Twitter Demographics

The data shown below were collected from the profiles of 2 tweeters who shared this research output. Click here to find out more about how the information was compiled.

Mendeley readers

The data shown below were compiled from readership statistics for 82 Mendeley readers of this research output. Click here to see the associated Mendeley record.

Geographical breakdown

Country Count As %
United States 1 1%
Unknown 81 99%

Demographic breakdown

Readers by professional status Count As %
Student > Master 20 24%
Student > Ph. D. Student 17 21%
Researcher 12 15%
Student > Doctoral Student 7 9%
Student > Bachelor 6 7%
Other 12 15%
Unknown 8 10%
Readers by discipline Count As %
Environmental Science 30 37%
Agricultural and Biological Sciences 18 22%
Engineering 5 6%
Earth and Planetary Sciences 5 6%
Computer Science 2 2%
Other 7 9%
Unknown 15 18%

Attention Score in Context

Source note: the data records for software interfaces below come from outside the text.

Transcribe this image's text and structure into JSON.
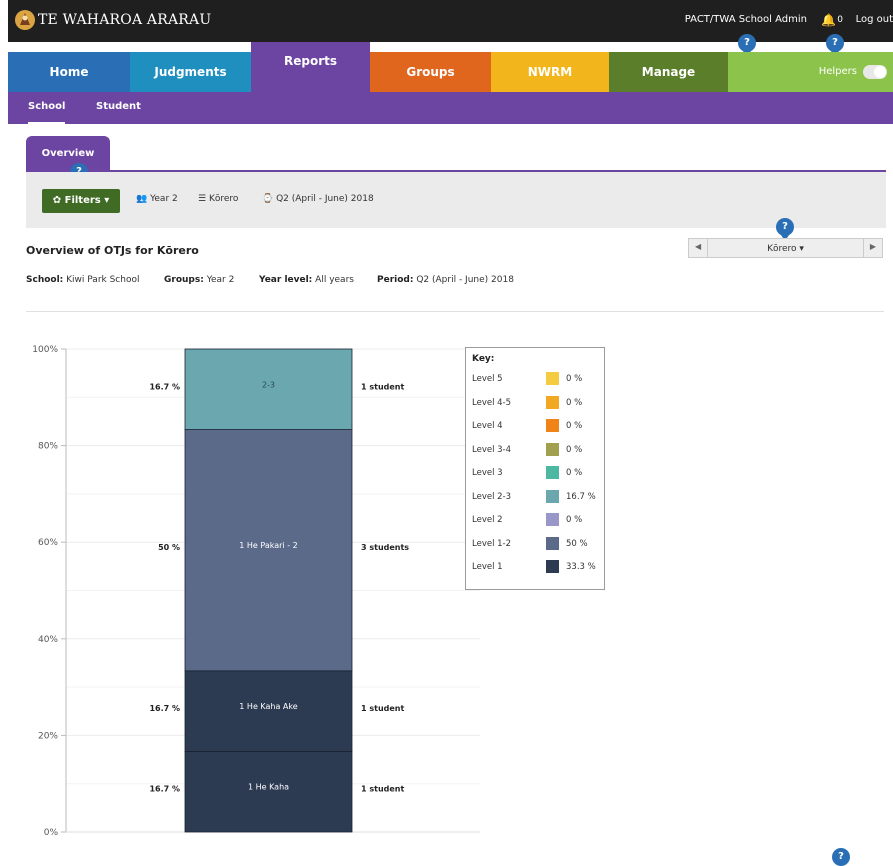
{
  "header": {
    "app_title": "TE WAHAROA ARARAU",
    "user": "PACT/TWA School Admin",
    "notifications": "0",
    "logout": "Log out",
    "help_symbol": "?"
  },
  "nav": {
    "items": [
      {
        "label": "Home",
        "color": "#2a6fb5"
      },
      {
        "label": "Judgments",
        "color": "#1f8fc0"
      },
      {
        "label": "Reports",
        "color": "#6b45a1"
      },
      {
        "label": "Groups",
        "color": "#e0661e"
      },
      {
        "label": "NWRM",
        "color": "#f2b51c"
      },
      {
        "label": "Manage",
        "color": "#5b7e2b"
      }
    ],
    "helpers_label": "Helpers",
    "helpers_color": "#8cc34a"
  },
  "subnav": {
    "items": [
      "School",
      "Student"
    ],
    "active": "School"
  },
  "tabs": {
    "overview": "Overview"
  },
  "filters": {
    "button_label": "Filters",
    "year": "Year 2",
    "subject": "Kōrero",
    "period": "Q2 (April - June) 2018"
  },
  "report": {
    "title": "Overview of OTJs for Kōrero",
    "subject_select": "Kōrero",
    "school_label": "School:",
    "school": "Kiwi Park School",
    "groups_label": "Groups:",
    "groups": "Year 2",
    "year_level_label": "Year level:",
    "year_level": "All years",
    "period_label": "Period:",
    "period": "Q2 (April - June) 2018"
  },
  "chart_data": {
    "type": "bar",
    "stacked": true,
    "y_ticks": [
      "0%",
      "20%",
      "40%",
      "60%",
      "80%",
      "100%"
    ],
    "ylim": [
      0,
      100
    ],
    "segments": [
      {
        "level": "Level 1",
        "label": "1 He Kaha",
        "percent": 16.7,
        "percent_label": "16.7 %",
        "students": "1 student",
        "color": "#2c3a52",
        "text_color": "#ffffff"
      },
      {
        "level": "Level 1",
        "label": "1 He Kaha Ake",
        "percent": 16.7,
        "percent_label": "16.7 %",
        "students": "1 student",
        "color": "#2c3a52",
        "text_color": "#ffffff"
      },
      {
        "level": "Level 1-2",
        "label": "1 He Pakari - 2",
        "percent": 50,
        "percent_label": "50 %",
        "students": "3 students",
        "color": "#5c6a8a",
        "text_color": "#ffffff"
      },
      {
        "level": "Level 2-3",
        "label": "2-3",
        "percent": 16.7,
        "percent_label": "16.7 %",
        "students": "1 student",
        "color": "#6aa7af",
        "text_color": "#2a4a50"
      }
    ],
    "key": {
      "title": "Key:",
      "items": [
        {
          "label": "Level 5",
          "value": "0 %",
          "color": "#f5cc3f"
        },
        {
          "label": "Level 4-5",
          "value": "0 %",
          "color": "#f2a823"
        },
        {
          "label": "Level 4",
          "value": "0 %",
          "color": "#f08418"
        },
        {
          "label": "Level 3-4",
          "value": "0 %",
          "color": "#a1a04e"
        },
        {
          "label": "Level 3",
          "value": "0 %",
          "color": "#4db8a1"
        },
        {
          "label": "Level 2-3",
          "value": "16.7 %",
          "color": "#6aa7af"
        },
        {
          "label": "Level 2",
          "value": "0 %",
          "color": "#9997c8"
        },
        {
          "label": "Level 1-2",
          "value": "50 %",
          "color": "#5c6a8a"
        },
        {
          "label": "Level 1",
          "value": "33.3 %",
          "color": "#2c3a52"
        }
      ]
    }
  }
}
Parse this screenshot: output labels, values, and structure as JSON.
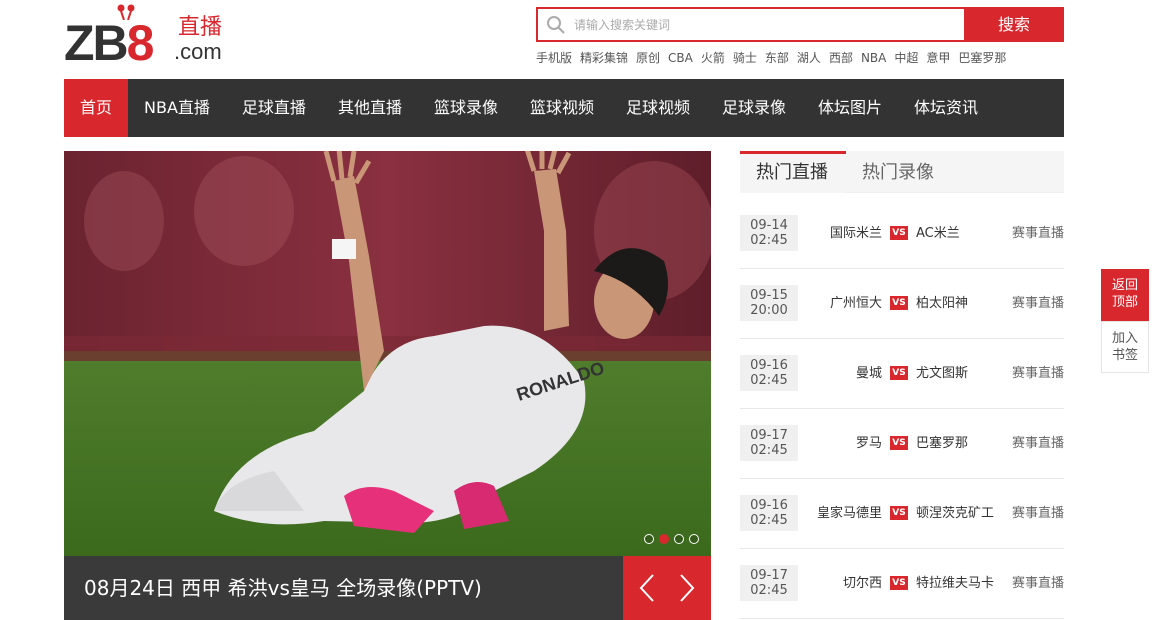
{
  "logo": {
    "main_left": "ZB",
    "main_mid": "8",
    "zhi_bo": "直播",
    "domain": ".com"
  },
  "search": {
    "placeholder": "请输入搜索关键词",
    "button": "搜索"
  },
  "hotwords": [
    "手机版",
    "精彩集锦",
    "原创",
    "CBA",
    "火箭",
    "骑士",
    "东部",
    "湖人",
    "西部",
    "NBA",
    "中超",
    "意甲",
    "巴塞罗那"
  ],
  "nav": [
    "首页",
    "NBA直播",
    "足球直播",
    "其他直播",
    "篮球录像",
    "篮球视频",
    "足球视频",
    "足球录像",
    "体坛图片",
    "体坛资讯"
  ],
  "slider": {
    "caption": "08月24日 西甲 希洪vs皇马 全场录像(PPTV)",
    "active_dot": 1,
    "dot_count": 4,
    "jersey_text": "RONALDO"
  },
  "tabs": [
    "热门直播",
    "热门录像"
  ],
  "matches": [
    {
      "date": "09-14",
      "time": "02:45",
      "home": "国际米兰",
      "vs": "VS",
      "away": "AC米兰",
      "link": "赛事直播"
    },
    {
      "date": "09-15",
      "time": "20:00",
      "home": "广州恒大",
      "vs": "VS",
      "away": "柏太阳神",
      "link": "赛事直播"
    },
    {
      "date": "09-16",
      "time": "02:45",
      "home": "曼城",
      "vs": "VS",
      "away": "尤文图斯",
      "link": "赛事直播"
    },
    {
      "date": "09-17",
      "time": "02:45",
      "home": "罗马",
      "vs": "VS",
      "away": "巴塞罗那",
      "link": "赛事直播"
    },
    {
      "date": "09-16",
      "time": "02:45",
      "home": "皇家马德里",
      "vs": "VS",
      "away": "顿涅茨克矿工",
      "link": "赛事直播"
    },
    {
      "date": "09-17",
      "time": "02:45",
      "home": "切尔西",
      "vs": "VS",
      "away": "特拉维夫马卡",
      "link": "赛事直播"
    }
  ],
  "float": {
    "totop_1": "返回",
    "totop_2": "顶部",
    "fav_1": "加入",
    "fav_2": "书签"
  },
  "colors": {
    "accent": "#d9272e",
    "nav_bg": "#333333",
    "caption_bg": "#3a3a3a"
  }
}
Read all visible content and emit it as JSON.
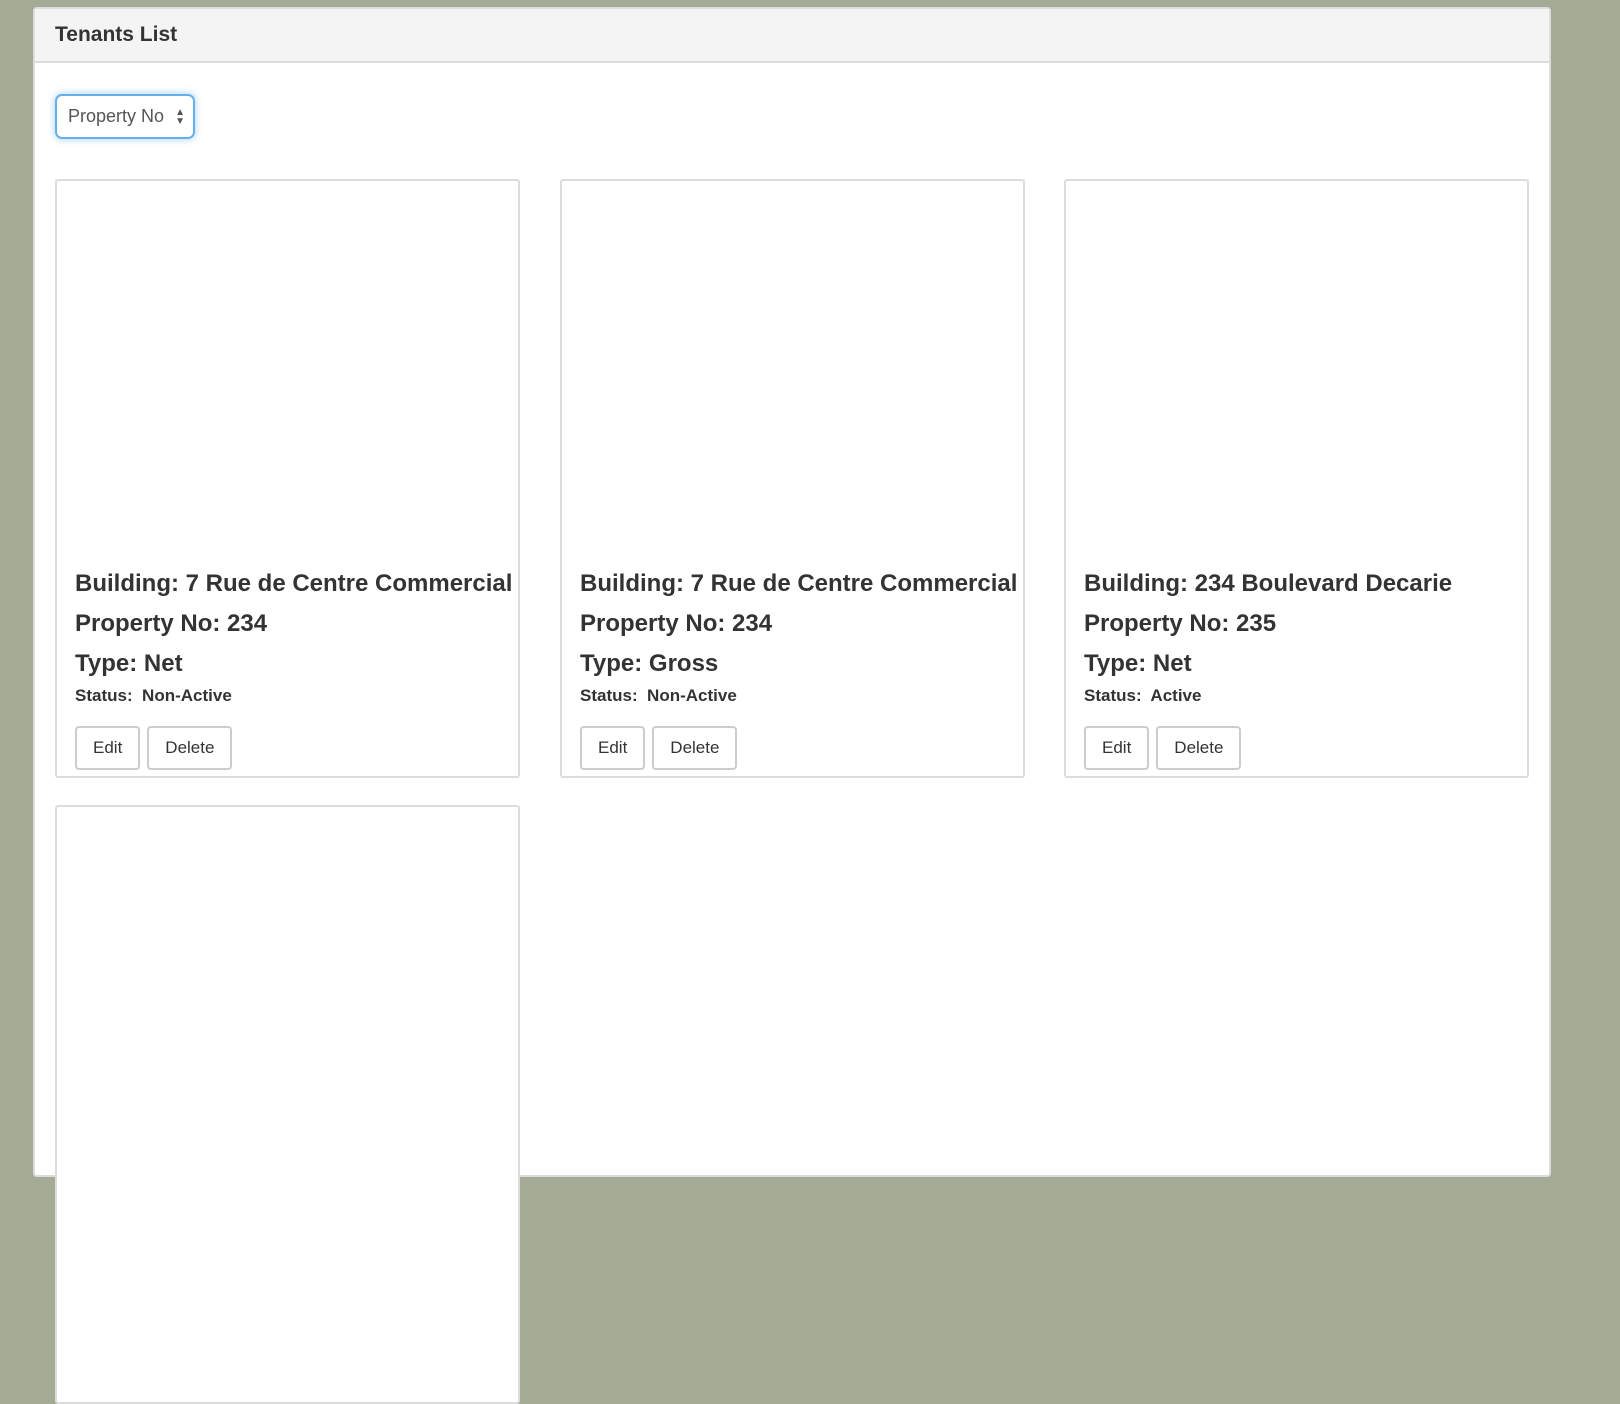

This research output has an Altmetric Attention Score of 1. This is our high-level measure of the quality and quantity of online attention that it has received. This Attention Score, as well as the ranking and number of research outputs shown below, was calculated when the research output was last mentioned on 04 March 2020.
All research outputs
#11,088,350
of 17,145,811 outputs
Outputs from Journal of Visualized Experiments
#3,608
of 7,201 outputs
Outputs of similar age
#225,228
of 396,581 outputs
Outputs of similar age from Journal of Visualized Experiments
#82
of 163 outputs
Altmetric has tracked 17,145,811 research outputs across all sources so far. This one is in the 23rd percentile – i.e., 23% of other outputs scored the same or lower than it.
So far Altmetric has tracked 7,201 research outputs from this source. They receive a mean Attention Score of 3.5. This one is in the 41st percentile – i.e., 41% of its peers scored the same or lower than it.
Older research outputs will score higher simply because they've had more time to accumulate mentions. To account for age we can compare this Altmetric Attention Score to the 396,581 tracked outputs that were published within six weeks on either side of this one in any source. This one is in the 33rd percentile – i.e., 33% of its contemporaries scored the same or lower than it.
We're also able to compare this research output to 163 others from the same source and published within six weeks on either side of this one. This one is in the 44th percentile – i.e., 44% of its contemporaries scored the same or lower than it.